Egress traffic flowing from VPC 1 to the internet follows these steps:
- VPC 1 sends all traffic to Cloud WAN based on its default route and using its attachment to the Cloud WAN core network. The VPC 1 attachment on Cloud WAN is mapped to the prod segment, which is used to lookup how to send traffic to internet.
- The Cloud WAN prod segment knows about all routes for egress, and forwards the traffic directly to the Egress VPC using the appropriate VPC attachment. Then, that traffic is routed through a NAT gateway (not shown in Figure 9) that performs network address translation (NAT) to the traffic that flows out to the internet.

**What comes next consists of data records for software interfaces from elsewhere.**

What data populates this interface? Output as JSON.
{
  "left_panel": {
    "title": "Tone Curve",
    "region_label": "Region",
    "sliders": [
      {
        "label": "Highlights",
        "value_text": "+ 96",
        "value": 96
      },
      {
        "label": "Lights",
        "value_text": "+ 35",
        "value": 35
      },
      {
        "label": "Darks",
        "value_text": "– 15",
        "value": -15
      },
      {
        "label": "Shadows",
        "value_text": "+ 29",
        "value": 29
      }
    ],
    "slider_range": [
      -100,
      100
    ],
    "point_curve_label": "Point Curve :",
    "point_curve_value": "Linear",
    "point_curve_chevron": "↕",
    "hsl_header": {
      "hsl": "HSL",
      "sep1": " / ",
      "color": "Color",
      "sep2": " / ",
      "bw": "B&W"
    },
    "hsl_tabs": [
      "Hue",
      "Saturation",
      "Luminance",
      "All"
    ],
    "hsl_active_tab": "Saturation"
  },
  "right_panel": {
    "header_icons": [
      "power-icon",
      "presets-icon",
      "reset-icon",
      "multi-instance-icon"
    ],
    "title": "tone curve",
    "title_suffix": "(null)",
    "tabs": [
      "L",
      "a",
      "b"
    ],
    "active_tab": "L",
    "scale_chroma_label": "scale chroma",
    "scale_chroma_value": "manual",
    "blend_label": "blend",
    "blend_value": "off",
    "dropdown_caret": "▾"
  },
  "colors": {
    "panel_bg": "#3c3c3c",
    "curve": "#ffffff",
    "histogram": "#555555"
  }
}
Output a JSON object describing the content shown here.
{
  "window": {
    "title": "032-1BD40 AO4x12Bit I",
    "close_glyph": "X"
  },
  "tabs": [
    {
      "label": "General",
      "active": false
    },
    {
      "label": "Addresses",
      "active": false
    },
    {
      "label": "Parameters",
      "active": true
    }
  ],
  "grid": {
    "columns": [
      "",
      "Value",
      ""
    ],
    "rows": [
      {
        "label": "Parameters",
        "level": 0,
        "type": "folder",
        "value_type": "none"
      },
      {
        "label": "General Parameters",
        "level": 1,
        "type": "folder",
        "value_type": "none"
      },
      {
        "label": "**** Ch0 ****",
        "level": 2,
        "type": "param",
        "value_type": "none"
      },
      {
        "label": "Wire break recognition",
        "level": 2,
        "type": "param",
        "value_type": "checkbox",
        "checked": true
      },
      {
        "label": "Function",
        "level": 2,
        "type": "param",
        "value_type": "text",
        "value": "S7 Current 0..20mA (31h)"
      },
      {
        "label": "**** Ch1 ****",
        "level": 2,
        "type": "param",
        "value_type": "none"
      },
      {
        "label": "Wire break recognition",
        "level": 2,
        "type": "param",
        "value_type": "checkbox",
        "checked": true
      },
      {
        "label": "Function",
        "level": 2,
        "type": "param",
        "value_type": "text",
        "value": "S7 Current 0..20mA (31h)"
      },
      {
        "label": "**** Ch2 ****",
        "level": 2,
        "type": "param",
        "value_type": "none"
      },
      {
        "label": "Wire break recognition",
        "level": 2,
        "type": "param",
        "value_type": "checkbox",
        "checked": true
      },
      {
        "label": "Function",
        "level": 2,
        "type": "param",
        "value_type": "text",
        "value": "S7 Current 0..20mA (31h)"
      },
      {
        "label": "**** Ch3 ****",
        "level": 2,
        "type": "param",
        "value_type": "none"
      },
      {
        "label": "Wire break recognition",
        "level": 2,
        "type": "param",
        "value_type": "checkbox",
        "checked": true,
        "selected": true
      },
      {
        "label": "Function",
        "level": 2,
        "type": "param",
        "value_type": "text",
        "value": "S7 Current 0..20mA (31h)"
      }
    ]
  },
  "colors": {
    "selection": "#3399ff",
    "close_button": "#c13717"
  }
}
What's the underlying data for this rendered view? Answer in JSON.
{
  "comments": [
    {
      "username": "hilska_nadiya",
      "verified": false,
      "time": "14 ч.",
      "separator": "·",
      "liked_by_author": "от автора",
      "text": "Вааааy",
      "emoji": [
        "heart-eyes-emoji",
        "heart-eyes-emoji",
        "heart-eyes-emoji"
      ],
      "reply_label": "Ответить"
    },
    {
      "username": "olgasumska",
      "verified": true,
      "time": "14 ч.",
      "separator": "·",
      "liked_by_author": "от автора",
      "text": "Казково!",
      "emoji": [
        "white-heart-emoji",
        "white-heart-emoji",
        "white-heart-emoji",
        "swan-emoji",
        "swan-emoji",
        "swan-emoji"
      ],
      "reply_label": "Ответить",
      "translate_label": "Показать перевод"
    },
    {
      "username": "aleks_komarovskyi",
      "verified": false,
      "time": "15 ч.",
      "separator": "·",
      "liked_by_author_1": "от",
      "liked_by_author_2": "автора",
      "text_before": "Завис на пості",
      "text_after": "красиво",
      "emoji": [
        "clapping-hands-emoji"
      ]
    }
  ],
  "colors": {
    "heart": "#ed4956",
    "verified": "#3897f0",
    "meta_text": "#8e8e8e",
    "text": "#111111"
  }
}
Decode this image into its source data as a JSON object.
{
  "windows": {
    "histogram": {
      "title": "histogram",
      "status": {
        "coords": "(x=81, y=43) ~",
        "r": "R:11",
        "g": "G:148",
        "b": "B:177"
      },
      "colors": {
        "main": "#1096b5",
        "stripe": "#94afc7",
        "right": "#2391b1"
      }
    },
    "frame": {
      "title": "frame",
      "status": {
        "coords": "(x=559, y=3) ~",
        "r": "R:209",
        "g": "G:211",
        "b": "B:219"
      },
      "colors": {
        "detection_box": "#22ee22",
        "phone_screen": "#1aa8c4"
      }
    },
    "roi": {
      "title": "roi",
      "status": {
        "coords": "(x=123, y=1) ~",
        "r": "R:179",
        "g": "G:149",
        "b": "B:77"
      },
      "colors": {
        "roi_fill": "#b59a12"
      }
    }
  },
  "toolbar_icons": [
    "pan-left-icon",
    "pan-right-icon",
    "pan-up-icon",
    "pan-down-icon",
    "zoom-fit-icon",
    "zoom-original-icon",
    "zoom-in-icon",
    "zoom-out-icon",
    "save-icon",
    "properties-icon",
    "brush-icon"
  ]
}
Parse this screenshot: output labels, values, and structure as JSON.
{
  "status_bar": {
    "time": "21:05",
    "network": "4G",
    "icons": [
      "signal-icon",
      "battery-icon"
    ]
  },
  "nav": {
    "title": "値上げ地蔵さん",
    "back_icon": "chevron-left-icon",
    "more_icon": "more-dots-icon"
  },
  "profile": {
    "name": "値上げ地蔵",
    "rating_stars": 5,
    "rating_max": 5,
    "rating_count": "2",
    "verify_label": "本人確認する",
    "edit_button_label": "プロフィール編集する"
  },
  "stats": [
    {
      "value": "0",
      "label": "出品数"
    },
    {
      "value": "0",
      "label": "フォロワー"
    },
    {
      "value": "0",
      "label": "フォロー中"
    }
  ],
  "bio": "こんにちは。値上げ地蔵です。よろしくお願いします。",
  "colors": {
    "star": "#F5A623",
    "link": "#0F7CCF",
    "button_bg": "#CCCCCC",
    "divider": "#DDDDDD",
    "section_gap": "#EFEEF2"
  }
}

- Return packets follow the same path in reverse. Egress VPC attachment to Cloud WAN is mapped to the Security segment that is used to lookup how to send response traffic back to VPC 1.
- Cloud WAN applies the routing rules in the Security segment route table and forwards the traffic directly to VPC 1 over the appropriate VPC attachment.
- Cloud WAN and Transit Gateway have a data processing fees applied to data coming in to each respective service (Cloud WAN pricing, Transit Gateway pricing). However, when traffic arrives from Transit Gateway to Cloud WAN or vice versa, you do not pay any processing fees. If you peer Transit Gateway with Cloud WAN you only pay for data transfer once.
- During migration, there will be times where traffic will flow asymmetrically (called out above). Make sure there are no components that maintain state in the path (i.e., NAT, stateful firewalls etc.) as they would drop asymmetric flows.
- To configure routing on Cloud WAN segments you must use core network policies, not covered in this blog post. To learn more about how they work refer to our Create a core network policy version documentation or the Introducing AWS Cloud WAN blog post.
- Cloud WAN segments are similar in concept to Transit Gateway route tables. To make more complex architectures work (i.e. Firewalling or Direct Connect) you must use segment sharing to ‘leak’ relevant routes between segments or configure static routes in each segment.
- Cloud WAN and Transit Gateway both support IPv4 and IPv6.
AWS Cloud WAN makes it easy to build, manage, and monitor a unified global network that connects resources running across your cloud and on-premises environments. It provides a central dashboard for attaching the connections between your branch offices, data centers, and Amazon VPCs to the AWS global network—in just a few clicks.
This post discussed different architectures covering interoperability, migration, and federated models that meet the needs of common uses cases. And, we shared examples of how to integrate your existing Transit Gateway-based network with Cloud WAN. To get started on AWS Cloud WAN today, visit our documentation.
For more information about AWS Cloud WAN, you can refer to the following resources:
- Introducing AWS Cloud WAN (Preview) blog post
- AWS re:Invent 2021 breakout session (video) – Introducing AWS Cloud WAN and AWS Direct Connect SiteLink
- AWS Twitch Networking & Content Delivery Office Hours | The routing loop – Cloud WAN
- AWS Cloud WAN Workshop